Yes. The academic literature is mixed — as such research frequently is — but on balance it appears to show that a) STVRs restrain taxation; b) spending; and thus c) encourage economic growth. A 2000 study by Brian Knight of Brown University estimated that STVR states have tax burdens some 8 percent to 23 percent less than states without them. A 2007 Rockefeller Institute study showed that states that adopt the strictest tax and expenditure limitations may see spending declines between $139 and $207 per capita. A tax and expenditure limitation, or TEL, is a broader form of a STVR; however, it is similar enough that analyses of TELs are included in the Mackinac Center’s new Policy Brief on Proposal 5. Another paper on TELs indicates that they facilitate economic growth. A 2006 paper published in the Marquette Law Review indicates that TELs are linked to “1.93 percent higher growth rate in per capita income” than states without such limitations.

Does a STVR limit the ability of government to obtain revenue?

Absolutely – that is the whole point of making it harder to raise taxes. It is far from impossible; however, the government must achieve a broader approval rate for doing so. That is, with a two-thirds vote of the legislature or a majority vote of the people.

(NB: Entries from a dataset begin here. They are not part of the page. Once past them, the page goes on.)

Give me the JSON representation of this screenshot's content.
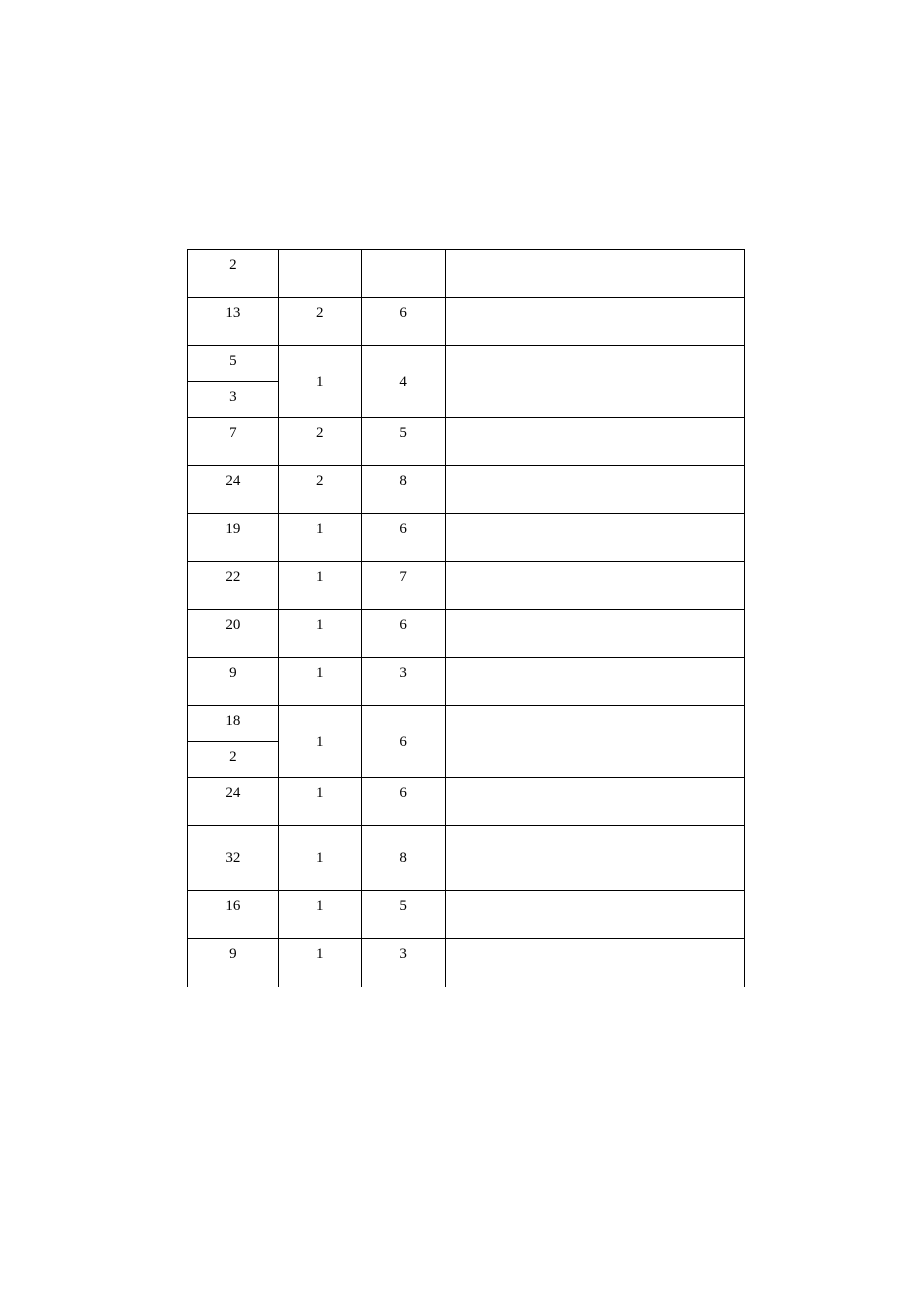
{
  "table": {
    "rows": [
      {
        "c1": "2",
        "c2": "",
        "c3": "",
        "c4": ""
      },
      {
        "c1": "13",
        "c2": "2",
        "c3": "6",
        "c4": ""
      },
      {
        "c1": "5",
        "c2_merged": "1",
        "c3_merged": "4",
        "c4": ""
      },
      {
        "c1": "3",
        "c4": ""
      },
      {
        "c1": "7",
        "c2": "2",
        "c3": "5",
        "c4": ""
      },
      {
        "c1": "24",
        "c2": "2",
        "c3": "8",
        "c4": ""
      },
      {
        "c1": "19",
        "c2": "1",
        "c3": "6",
        "c4": ""
      },
      {
        "c1": "22",
        "c2": "1",
        "c3": "7",
        "c4": ""
      },
      {
        "c1": "20",
        "c2": "1",
        "c3": "6",
        "c4": ""
      },
      {
        "c1": "9",
        "c2": "1",
        "c3": "3",
        "c4": ""
      },
      {
        "c1": "18",
        "c2_merged": "1",
        "c3_merged": "6",
        "c4": ""
      },
      {
        "c1": "2",
        "c4": ""
      },
      {
        "c1": "24",
        "c2": "1",
        "c3": "6",
        "c4": ""
      },
      {
        "c1": "32",
        "c2": "1",
        "c3": "8",
        "c4": "",
        "tall": true
      },
      {
        "c1": "16",
        "c2": "1",
        "c3": "5",
        "c4": ""
      },
      {
        "c1": "9",
        "c2": "1",
        "c3": "3",
        "c4": ""
      }
    ]
  }
}
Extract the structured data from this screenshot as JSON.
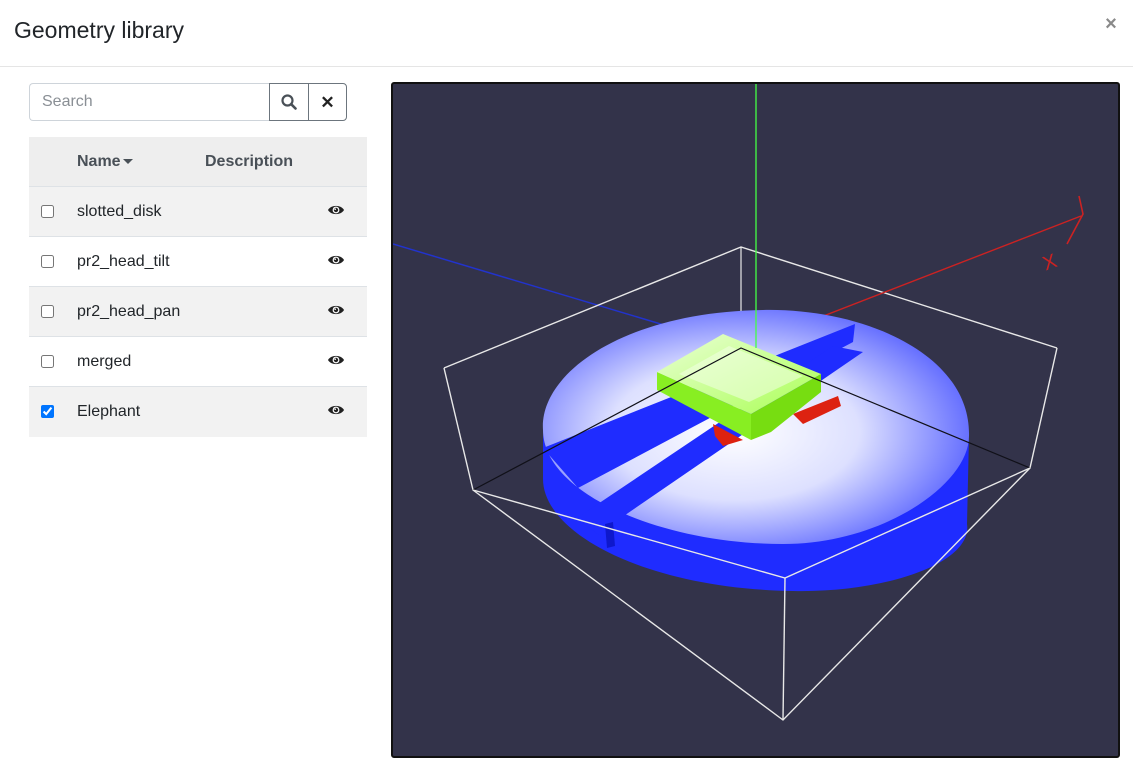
{
  "modal": {
    "title": "Geometry library",
    "close_glyph": "×"
  },
  "search": {
    "placeholder": "Search",
    "value": "",
    "search_icon": "search-icon",
    "clear_glyph": "✕"
  },
  "table": {
    "columns": {
      "name": "Name",
      "description": "Description"
    },
    "sort": {
      "column": "name",
      "direction": "descending-caret"
    },
    "rows": [
      {
        "name": "slotted_disk",
        "description": "",
        "checked": false,
        "icon": "eye-icon"
      },
      {
        "name": "pr2_head_tilt",
        "description": "",
        "checked": false,
        "icon": "eye-icon"
      },
      {
        "name": "pr2_head_pan",
        "description": "",
        "checked": false,
        "icon": "eye-icon"
      },
      {
        "name": "merged",
        "description": "",
        "checked": false,
        "icon": "eye-icon"
      },
      {
        "name": "Elephant",
        "description": "",
        "checked": true,
        "icon": "eye-icon"
      }
    ]
  },
  "viewer": {
    "background_color": "#33334a",
    "axis_x_color": "#cc2222",
    "axis_y_color": "#44ff44",
    "axis_z_color": "#2233cc",
    "disk_color": "#1f2cff",
    "box_color": "#99ff33",
    "bounding_box_color": "#ffffff"
  }
}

It is worth noting, too, that the word “need” can be subjective. The Mackinac Center for Public Policy has argued that there remains plenty of room to save needed dollars for courts or transportation infrastructure, for instance, with reasonable reforms of state government. Indeed, the Center has shown more than $5 billion in savings can be found by simply benchmarking government fringe benefit packages to private-sector averages.

Aren’t other states in fiscal straits because they have adopted STVR?

No. On balance there is little connection between STVRs and the fiscal problems of states like California, Nevada and Mississippi. These states have been mentioned in press accounts surrounding the Proposal 5 debate. People have specifically argued that spending mandates combined with an STVR have caused California’s problems. But the state’s own Legislative Analyst’s Office reports that “Despite these restrictions, the legislature maintains considerable control over the state budget — particularly over the longer term.”

Nevada has the highest unemployment rate in the nation, but that has not always been the case. Indeed, after it adopted STVR in 1996, the state enjoyed an unemployment rate below the national average along with explosive population growth from 2000 to 2010. This is not to imply causation, but it does refute the assertion that STVRs are causing Nevada’s current employment troubles.

Mississippi has also been held up as a reason not to support Proposal 2. The argument presented is that Mississippi is the poorest state in the union, therefore STVR are ineffective. But Mississippi has a long history of poverty. In fact, it was ranked the poorest state in America in 1936, almost four decades before it adopted a STVR. Again, the links being drawn are spurious ones.

Would passage of Proposal 5 affect the Headlee Amendment in any way?

No. The ballot language very clearly indicates that the Headlee Amendment’s provisions would not be impacted by passage of Proposal 5.